[Opening Recorded information section]
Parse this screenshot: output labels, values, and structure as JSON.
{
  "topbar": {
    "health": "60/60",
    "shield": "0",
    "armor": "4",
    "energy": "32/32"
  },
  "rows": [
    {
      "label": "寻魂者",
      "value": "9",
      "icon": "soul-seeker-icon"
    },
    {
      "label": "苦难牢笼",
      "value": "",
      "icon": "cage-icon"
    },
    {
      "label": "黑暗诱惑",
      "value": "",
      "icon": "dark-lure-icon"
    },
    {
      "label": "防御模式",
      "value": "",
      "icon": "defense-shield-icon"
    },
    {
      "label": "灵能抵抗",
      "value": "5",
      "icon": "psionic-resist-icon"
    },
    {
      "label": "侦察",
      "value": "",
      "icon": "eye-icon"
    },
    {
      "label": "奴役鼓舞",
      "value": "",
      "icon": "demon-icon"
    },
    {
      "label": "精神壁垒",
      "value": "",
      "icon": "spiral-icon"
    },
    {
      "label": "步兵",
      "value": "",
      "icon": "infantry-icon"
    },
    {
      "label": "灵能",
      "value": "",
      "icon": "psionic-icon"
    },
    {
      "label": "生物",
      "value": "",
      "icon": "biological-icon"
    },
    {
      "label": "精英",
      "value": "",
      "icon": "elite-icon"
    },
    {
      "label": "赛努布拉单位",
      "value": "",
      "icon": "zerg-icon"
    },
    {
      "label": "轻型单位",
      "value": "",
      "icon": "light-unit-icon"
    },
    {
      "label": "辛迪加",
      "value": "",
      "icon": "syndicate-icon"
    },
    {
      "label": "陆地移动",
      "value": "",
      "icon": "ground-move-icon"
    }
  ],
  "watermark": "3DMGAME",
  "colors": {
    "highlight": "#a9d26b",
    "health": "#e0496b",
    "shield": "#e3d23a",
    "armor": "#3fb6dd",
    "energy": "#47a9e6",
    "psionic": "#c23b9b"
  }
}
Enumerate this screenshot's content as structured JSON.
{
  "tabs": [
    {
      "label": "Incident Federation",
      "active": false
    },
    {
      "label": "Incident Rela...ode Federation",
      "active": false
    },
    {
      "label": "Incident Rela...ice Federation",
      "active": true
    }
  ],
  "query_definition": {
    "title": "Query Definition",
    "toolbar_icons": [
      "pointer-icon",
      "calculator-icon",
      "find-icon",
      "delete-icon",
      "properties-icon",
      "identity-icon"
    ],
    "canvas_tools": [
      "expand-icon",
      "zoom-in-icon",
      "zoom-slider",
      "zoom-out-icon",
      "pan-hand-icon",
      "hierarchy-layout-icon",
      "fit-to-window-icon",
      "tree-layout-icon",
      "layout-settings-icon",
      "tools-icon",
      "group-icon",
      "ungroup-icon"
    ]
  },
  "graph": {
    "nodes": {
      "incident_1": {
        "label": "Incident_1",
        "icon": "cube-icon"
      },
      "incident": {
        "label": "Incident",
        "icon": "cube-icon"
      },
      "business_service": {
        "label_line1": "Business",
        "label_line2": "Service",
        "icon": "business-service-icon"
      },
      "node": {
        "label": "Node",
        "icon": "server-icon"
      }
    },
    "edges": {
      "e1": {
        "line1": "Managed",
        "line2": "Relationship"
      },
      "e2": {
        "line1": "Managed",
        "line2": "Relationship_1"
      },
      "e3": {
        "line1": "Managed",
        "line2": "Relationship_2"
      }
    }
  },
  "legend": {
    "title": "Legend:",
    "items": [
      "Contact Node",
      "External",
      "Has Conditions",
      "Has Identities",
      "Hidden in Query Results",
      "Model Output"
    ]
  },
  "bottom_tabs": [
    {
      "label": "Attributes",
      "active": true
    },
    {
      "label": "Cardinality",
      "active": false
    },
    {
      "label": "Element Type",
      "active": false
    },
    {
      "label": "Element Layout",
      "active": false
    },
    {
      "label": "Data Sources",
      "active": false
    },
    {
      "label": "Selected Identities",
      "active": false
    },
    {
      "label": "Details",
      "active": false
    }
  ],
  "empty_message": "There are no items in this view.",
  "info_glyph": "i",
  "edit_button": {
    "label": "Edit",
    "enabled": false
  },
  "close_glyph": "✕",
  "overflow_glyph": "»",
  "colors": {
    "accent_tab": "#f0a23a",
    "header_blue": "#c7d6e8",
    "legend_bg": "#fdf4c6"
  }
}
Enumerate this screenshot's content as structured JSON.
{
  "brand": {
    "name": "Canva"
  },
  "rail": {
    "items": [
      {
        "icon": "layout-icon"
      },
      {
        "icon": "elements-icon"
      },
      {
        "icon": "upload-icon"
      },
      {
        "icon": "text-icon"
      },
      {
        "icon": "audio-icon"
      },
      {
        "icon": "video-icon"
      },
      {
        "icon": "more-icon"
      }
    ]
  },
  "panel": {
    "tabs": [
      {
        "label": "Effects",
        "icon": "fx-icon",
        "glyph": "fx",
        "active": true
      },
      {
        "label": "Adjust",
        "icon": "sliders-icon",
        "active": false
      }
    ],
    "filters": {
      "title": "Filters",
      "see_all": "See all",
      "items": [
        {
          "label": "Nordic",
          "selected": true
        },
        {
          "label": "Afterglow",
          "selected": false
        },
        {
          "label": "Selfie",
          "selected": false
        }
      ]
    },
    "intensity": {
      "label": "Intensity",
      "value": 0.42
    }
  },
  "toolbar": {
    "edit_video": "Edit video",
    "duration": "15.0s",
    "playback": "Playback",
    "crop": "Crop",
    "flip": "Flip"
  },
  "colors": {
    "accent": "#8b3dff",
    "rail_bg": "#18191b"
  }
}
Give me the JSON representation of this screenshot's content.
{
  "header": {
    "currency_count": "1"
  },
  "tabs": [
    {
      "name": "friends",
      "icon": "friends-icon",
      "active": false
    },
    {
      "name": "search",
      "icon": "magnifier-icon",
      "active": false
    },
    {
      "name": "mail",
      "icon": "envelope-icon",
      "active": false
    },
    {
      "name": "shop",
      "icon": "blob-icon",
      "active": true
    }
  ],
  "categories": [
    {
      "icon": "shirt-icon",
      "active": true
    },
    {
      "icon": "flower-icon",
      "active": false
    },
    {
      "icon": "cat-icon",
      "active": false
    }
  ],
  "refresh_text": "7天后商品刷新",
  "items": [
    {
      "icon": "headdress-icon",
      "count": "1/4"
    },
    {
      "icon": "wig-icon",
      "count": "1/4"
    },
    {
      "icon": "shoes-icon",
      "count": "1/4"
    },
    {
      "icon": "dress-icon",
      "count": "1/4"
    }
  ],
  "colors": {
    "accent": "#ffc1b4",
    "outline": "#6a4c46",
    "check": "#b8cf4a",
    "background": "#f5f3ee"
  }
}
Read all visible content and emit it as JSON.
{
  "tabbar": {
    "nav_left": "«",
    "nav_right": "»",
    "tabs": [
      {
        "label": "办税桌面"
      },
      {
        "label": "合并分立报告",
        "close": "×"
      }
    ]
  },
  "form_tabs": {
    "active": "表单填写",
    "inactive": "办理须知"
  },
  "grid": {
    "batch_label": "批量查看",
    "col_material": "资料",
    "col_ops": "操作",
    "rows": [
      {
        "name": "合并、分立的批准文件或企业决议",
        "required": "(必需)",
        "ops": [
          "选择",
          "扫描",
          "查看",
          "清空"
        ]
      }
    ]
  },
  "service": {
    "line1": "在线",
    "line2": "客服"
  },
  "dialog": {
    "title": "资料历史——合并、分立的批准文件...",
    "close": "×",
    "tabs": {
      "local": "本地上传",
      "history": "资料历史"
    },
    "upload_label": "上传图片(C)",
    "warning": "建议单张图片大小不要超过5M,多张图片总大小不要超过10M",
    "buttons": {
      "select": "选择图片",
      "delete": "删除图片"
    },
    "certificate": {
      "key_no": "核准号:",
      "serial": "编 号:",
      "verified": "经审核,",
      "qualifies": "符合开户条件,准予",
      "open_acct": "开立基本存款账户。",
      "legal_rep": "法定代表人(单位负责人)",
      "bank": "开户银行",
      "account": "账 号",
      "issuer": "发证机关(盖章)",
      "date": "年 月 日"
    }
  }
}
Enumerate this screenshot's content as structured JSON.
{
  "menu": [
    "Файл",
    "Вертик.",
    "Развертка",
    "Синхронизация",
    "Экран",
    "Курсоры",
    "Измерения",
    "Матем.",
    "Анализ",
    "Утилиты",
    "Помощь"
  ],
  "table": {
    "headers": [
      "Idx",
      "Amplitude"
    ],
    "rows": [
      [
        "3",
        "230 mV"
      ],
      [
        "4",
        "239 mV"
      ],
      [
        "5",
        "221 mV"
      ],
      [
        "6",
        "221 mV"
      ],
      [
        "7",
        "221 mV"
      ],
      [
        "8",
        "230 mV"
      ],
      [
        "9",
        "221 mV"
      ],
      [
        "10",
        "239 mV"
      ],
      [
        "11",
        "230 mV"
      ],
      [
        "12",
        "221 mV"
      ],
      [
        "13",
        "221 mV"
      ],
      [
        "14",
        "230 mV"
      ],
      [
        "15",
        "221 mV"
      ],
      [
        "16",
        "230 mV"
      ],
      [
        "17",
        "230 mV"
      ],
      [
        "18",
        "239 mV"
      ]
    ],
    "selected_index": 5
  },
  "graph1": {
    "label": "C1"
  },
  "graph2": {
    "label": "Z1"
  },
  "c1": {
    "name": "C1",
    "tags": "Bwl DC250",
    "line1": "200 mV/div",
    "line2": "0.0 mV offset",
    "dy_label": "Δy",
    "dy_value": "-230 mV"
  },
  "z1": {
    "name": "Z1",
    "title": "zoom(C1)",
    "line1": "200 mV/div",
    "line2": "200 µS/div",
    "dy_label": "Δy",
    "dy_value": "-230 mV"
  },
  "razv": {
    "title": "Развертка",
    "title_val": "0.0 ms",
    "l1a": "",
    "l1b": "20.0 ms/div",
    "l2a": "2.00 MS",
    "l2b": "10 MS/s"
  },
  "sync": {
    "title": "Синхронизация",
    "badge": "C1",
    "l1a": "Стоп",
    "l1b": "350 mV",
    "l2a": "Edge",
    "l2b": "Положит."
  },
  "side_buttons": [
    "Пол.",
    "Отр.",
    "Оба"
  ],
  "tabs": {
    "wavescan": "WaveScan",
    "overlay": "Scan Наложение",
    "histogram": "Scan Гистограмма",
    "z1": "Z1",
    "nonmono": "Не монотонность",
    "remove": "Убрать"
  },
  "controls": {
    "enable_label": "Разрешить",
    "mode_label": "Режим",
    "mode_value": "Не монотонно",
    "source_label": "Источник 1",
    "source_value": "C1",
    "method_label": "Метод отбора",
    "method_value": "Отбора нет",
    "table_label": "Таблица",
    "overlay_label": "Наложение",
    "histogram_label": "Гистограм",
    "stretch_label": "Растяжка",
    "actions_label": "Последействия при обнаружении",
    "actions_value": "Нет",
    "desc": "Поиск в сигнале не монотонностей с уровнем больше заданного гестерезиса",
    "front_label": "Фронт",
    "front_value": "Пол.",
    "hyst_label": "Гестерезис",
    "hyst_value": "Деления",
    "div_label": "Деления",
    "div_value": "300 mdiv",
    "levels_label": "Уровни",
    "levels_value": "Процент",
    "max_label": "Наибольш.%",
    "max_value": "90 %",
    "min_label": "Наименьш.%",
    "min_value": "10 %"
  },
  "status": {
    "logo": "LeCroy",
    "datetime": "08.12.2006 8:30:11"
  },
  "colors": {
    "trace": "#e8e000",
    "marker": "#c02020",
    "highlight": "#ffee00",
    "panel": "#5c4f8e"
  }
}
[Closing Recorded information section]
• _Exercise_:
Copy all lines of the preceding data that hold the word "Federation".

• _Solution to the problem_:
      "label": "Incident Federation",
      "label": "Incident Rela...ode Federation",
      "label": "Incident Rela...ice Federation",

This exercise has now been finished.